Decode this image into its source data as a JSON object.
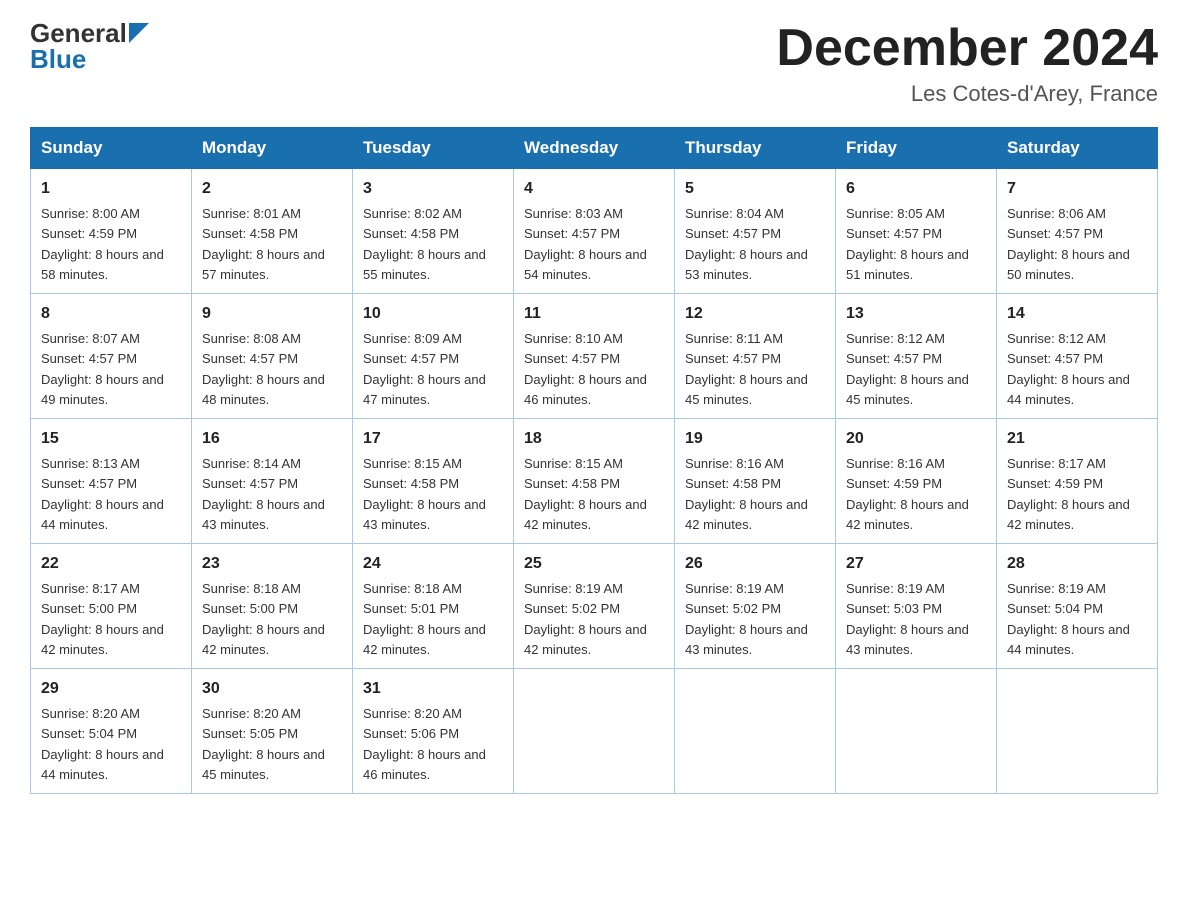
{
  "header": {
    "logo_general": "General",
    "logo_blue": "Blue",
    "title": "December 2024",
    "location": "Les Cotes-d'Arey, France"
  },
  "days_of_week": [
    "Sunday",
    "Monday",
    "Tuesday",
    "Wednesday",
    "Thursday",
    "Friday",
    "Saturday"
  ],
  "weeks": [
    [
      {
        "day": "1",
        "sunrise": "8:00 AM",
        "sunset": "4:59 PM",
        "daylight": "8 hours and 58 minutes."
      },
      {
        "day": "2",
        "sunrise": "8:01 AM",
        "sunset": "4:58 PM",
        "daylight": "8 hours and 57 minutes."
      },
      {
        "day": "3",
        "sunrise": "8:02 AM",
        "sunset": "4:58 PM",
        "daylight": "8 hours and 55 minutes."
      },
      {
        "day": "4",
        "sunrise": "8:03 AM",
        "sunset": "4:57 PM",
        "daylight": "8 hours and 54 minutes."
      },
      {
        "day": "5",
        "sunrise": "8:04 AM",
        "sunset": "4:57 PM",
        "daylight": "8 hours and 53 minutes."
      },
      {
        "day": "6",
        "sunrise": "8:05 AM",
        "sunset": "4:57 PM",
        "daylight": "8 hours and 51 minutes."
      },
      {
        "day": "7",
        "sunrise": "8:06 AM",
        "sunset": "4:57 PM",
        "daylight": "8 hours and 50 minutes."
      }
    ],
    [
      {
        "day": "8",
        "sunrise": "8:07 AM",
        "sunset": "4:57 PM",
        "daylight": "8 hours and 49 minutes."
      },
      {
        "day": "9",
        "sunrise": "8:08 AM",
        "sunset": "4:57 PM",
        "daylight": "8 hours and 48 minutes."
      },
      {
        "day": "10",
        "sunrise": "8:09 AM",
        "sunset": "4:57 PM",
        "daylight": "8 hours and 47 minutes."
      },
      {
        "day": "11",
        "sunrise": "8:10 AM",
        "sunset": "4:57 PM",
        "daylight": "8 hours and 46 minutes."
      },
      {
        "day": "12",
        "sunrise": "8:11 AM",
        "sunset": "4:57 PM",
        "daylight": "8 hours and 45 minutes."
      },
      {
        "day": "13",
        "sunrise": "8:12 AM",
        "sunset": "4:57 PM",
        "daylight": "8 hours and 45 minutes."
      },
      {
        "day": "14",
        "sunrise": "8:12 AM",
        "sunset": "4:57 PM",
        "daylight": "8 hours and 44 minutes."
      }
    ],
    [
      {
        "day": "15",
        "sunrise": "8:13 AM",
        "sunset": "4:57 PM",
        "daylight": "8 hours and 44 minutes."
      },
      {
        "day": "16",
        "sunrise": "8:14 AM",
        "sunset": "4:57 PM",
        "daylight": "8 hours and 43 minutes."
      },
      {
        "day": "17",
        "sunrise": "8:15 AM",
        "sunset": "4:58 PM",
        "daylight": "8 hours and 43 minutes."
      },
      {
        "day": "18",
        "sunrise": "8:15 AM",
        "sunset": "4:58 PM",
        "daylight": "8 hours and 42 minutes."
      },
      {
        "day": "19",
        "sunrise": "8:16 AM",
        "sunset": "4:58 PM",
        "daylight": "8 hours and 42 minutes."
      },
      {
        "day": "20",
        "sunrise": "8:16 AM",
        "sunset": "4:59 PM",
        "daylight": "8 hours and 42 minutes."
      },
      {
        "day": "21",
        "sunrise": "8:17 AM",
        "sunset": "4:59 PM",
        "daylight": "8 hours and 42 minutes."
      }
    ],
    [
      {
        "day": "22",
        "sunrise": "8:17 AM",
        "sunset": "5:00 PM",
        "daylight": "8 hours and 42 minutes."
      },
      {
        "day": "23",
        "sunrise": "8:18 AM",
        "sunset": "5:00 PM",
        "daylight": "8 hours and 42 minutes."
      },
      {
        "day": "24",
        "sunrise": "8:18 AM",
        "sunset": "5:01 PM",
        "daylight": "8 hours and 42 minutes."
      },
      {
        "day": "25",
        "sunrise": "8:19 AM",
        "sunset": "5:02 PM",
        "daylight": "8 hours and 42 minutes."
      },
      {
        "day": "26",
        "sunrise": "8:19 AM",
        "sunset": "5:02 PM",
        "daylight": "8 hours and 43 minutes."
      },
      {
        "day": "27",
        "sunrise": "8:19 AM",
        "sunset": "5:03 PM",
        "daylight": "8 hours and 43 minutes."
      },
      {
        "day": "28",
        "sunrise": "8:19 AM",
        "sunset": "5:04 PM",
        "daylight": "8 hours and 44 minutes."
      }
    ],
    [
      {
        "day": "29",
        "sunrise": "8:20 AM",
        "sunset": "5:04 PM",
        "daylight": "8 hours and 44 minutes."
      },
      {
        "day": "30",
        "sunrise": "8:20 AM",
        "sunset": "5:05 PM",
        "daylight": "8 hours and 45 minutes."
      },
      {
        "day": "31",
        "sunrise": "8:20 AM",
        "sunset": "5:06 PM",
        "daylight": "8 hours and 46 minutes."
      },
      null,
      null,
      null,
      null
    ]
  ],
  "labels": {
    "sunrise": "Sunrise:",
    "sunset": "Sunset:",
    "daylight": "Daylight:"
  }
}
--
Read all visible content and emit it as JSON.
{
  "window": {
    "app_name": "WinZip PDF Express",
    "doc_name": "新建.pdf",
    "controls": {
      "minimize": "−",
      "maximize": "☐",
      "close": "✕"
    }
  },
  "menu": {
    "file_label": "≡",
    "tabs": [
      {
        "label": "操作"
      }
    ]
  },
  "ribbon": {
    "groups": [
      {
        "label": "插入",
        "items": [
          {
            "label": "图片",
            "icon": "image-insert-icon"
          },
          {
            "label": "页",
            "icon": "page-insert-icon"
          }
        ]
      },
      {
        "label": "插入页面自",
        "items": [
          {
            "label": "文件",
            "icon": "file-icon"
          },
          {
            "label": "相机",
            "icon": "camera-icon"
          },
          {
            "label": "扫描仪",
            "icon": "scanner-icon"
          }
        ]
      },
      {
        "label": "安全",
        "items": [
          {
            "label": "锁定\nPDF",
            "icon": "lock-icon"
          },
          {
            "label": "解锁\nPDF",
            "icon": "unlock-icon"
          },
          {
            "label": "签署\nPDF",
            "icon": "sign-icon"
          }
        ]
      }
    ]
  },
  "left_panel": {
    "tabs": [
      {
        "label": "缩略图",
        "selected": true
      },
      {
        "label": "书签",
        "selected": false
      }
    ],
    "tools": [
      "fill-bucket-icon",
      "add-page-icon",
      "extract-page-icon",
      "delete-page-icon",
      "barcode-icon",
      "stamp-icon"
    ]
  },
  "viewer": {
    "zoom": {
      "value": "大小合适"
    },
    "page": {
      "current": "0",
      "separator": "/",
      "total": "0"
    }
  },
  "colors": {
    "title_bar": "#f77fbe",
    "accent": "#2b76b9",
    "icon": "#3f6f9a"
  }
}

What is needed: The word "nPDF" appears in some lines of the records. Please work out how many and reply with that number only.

Completed exercise: 3